▸ **Problem to work on**:
Without the pictures, print each of the records below exactly as it appears.

-------- Data provided --------

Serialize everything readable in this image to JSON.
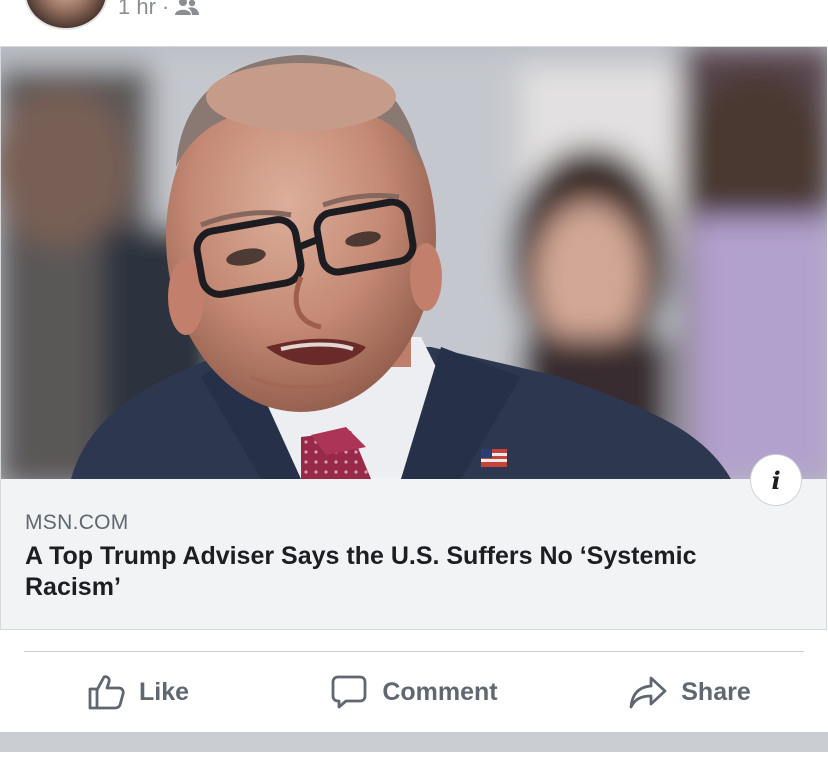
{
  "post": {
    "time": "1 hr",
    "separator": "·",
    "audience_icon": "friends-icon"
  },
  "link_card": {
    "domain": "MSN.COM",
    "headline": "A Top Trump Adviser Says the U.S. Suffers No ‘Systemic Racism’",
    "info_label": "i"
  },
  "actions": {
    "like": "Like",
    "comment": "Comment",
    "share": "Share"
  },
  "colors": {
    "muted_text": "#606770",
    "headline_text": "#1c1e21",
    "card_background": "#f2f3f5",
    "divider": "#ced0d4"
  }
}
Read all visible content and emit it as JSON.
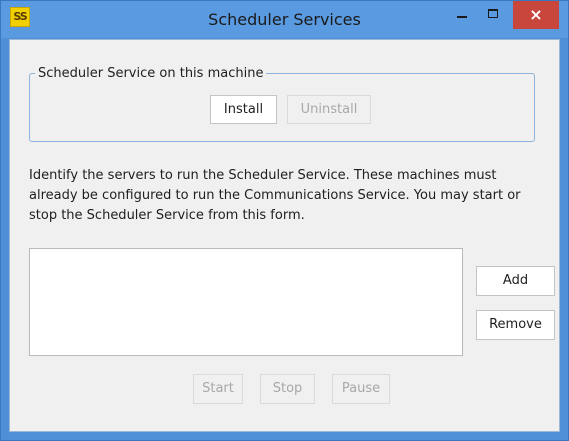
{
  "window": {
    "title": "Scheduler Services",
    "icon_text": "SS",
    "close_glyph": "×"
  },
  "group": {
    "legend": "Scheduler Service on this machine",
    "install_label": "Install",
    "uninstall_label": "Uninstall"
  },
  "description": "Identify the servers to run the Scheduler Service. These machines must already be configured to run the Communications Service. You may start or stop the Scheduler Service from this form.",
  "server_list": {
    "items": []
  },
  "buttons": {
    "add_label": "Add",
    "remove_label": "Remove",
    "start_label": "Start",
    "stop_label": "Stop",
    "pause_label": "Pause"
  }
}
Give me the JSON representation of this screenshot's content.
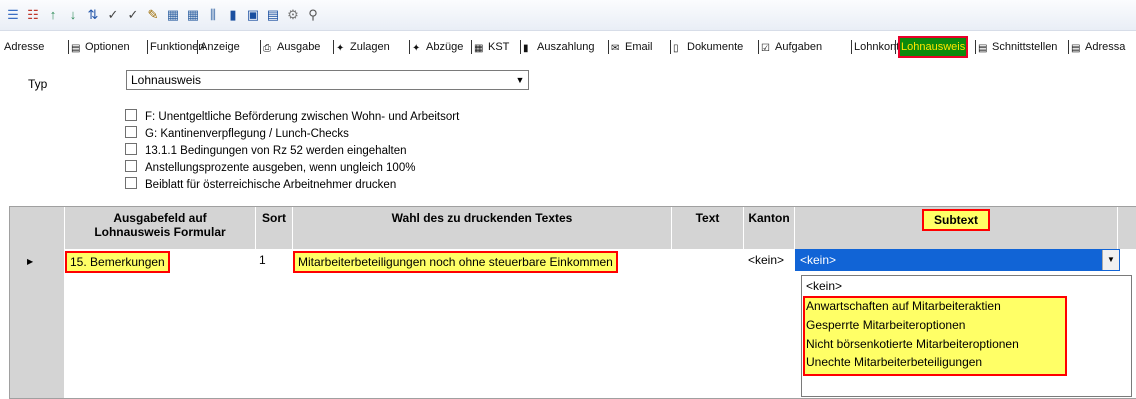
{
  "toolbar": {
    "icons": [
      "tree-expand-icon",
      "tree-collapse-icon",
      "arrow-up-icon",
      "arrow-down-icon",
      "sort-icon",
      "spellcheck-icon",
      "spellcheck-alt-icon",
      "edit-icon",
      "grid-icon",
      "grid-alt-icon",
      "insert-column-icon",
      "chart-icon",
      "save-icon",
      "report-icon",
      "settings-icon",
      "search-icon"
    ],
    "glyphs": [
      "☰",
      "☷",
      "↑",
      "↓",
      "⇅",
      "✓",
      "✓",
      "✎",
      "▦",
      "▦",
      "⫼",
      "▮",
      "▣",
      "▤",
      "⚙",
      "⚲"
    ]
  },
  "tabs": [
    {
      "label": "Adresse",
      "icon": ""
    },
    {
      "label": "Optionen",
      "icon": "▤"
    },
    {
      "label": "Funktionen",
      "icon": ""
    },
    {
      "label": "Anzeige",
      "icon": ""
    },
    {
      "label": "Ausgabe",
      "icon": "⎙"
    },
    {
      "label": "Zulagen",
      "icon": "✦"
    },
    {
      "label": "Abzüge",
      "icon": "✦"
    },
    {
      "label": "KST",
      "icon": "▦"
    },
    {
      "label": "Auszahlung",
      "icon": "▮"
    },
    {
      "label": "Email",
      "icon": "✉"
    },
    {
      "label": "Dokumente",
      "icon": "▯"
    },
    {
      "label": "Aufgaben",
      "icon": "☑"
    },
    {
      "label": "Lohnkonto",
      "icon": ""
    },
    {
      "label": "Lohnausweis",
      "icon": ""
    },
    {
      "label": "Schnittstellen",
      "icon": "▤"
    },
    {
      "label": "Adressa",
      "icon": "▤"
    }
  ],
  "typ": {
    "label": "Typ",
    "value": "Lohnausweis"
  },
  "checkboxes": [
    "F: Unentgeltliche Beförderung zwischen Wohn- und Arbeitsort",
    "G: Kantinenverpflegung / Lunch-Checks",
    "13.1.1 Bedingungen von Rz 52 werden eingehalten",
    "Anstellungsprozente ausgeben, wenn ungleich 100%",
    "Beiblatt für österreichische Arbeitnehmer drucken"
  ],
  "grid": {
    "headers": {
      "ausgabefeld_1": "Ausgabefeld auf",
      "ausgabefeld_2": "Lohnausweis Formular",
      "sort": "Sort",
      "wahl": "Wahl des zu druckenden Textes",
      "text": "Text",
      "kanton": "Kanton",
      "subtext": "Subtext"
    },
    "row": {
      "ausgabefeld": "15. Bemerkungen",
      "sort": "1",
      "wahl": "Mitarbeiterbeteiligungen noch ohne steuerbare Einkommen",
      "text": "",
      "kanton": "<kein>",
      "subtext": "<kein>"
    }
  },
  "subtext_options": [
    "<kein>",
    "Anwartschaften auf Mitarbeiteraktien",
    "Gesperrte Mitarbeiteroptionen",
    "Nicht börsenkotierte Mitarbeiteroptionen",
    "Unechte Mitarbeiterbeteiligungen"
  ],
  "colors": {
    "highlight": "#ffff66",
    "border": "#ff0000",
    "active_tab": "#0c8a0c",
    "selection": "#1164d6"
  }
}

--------

▸ **Written answer**:
Serialize everything readable in this image to JSON.
{
  "post": {
    "time": "1 hr",
    "separator": "·",
    "audience_icon": "friends-icon"
  },
  "link_card": {
    "domain": "MSN.COM",
    "headline": "A Top Trump Adviser Says the U.S. Suffers No ‘Systemic Racism’",
    "info_label": "i"
  },
  "actions": {
    "like": "Like",
    "comment": "Comment",
    "share": "Share"
  },
  "colors": {
    "muted_text": "#606770",
    "headline_text": "#1c1e21",
    "card_background": "#f2f3f5",
    "divider": "#ced0d4"
  }
}
Read all visible content and emit it as JSON.
{
  "window": {
    "title": "Scheduler Services",
    "icon_text": "SS",
    "close_glyph": "×"
  },
  "group": {
    "legend": "Scheduler Service on this machine",
    "install_label": "Install",
    "uninstall_label": "Uninstall"
  },
  "description": "Identify the servers to run the Scheduler Service. These machines must already be configured to run the Communications Service. You may start or stop the Scheduler Service from this form.",
  "server_list": {
    "items": []
  },
  "buttons": {
    "add_label": "Add",
    "remove_label": "Remove",
    "start_label": "Start",
    "stop_label": "Stop",
    "pause_label": "Pause"
  }
}
Give me the JSON representation of this screenshot's content.
{
  "toolbar": {
    "icons": [
      "tree-expand-icon",
      "tree-collapse-icon",
      "arrow-up-icon",
      "arrow-down-icon",
      "sort-icon",
      "spellcheck-icon",
      "spellcheck-alt-icon",
      "edit-icon",
      "grid-icon",
      "grid-alt-icon",
      "insert-column-icon",
      "chart-icon",
      "save-icon",
      "report-icon",
      "settings-icon",
      "search-icon"
    ],
    "glyphs": [
      "☰",
      "☷",
      "↑",
      "↓",
      "⇅",
      "✓",
      "✓",
      "✎",
      "▦",
      "▦",
      "⫼",
      "▮",
      "▣",
      "▤",
      "⚙",
      "⚲"
    ]
  },
  "tabs": [
    {
      "label": "Adresse",
      "icon": ""
    },
    {
      "label": "Optionen",
      "icon": "▤"
    },
    {
      "label": "Funktionen",
      "icon": ""
    },
    {
      "label": "Anzeige",
      "icon": ""
    },
    {
      "label": "Ausgabe",
      "icon": "⎙"
    },
    {
      "label": "Zulagen",
      "icon": "✦"
    },
    {
      "label": "Abzüge",
      "icon": "✦"
    },
    {
      "label": "KST",
      "icon": "▦"
    },
    {
      "label": "Auszahlung",
      "icon": "▮"
    },
    {
      "label": "Email",
      "icon": "✉"
    },
    {
      "label": "Dokumente",
      "icon": "▯"
    },
    {
      "label": "Aufgaben",
      "icon": "☑"
    },
    {
      "label": "Lohnkonto",
      "icon": ""
    },
    {
      "label": "Lohnausweis",
      "icon": ""
    },
    {
      "label": "Schnittstellen",
      "icon": "▤"
    },
    {
      "label": "Adressa",
      "icon": "▤"
    }
  ],
  "typ": {
    "label": "Typ",
    "value": "Lohnausweis"
  },
  "checkboxes": [
    "F: Unentgeltliche Beförderung zwischen Wohn- und Arbeitsort",
    "G: Kantinenverpflegung / Lunch-Checks",
    "13.1.1 Bedingungen von Rz 52 werden eingehalten",
    "Anstellungsprozente ausgeben, wenn ungleich 100%",
    "Beiblatt für österreichische Arbeitnehmer drucken"
  ],
  "grid": {
    "headers": {
      "ausgabefeld_1": "Ausgabefeld auf",
      "ausgabefeld_2": "Lohnausweis Formular",
      "sort": "Sort",
      "wahl": "Wahl des zu druckenden Textes",
      "text": "Text",
      "kanton": "Kanton",
      "subtext": "Subtext"
    },
    "row": {
      "ausgabefeld": "15. Bemerkungen",
      "sort": "1",
      "wahl": "Mitarbeiterbeteiligungen noch ohne steuerbare Einkommen",
      "text": "",
      "kanton": "<kein>",
      "subtext": "<kein>"
    }
  },
  "subtext_options": [
    "<kein>",
    "Anwartschaften auf Mitarbeiteraktien",
    "Gesperrte Mitarbeiteroptionen",
    "Nicht börsenkotierte Mitarbeiteroptionen",
    "Unechte Mitarbeiterbeteiligungen"
  ],
  "colors": {
    "highlight": "#ffff66",
    "border": "#ff0000",
    "active_tab": "#0c8a0c",
    "selection": "#1164d6"
  }
}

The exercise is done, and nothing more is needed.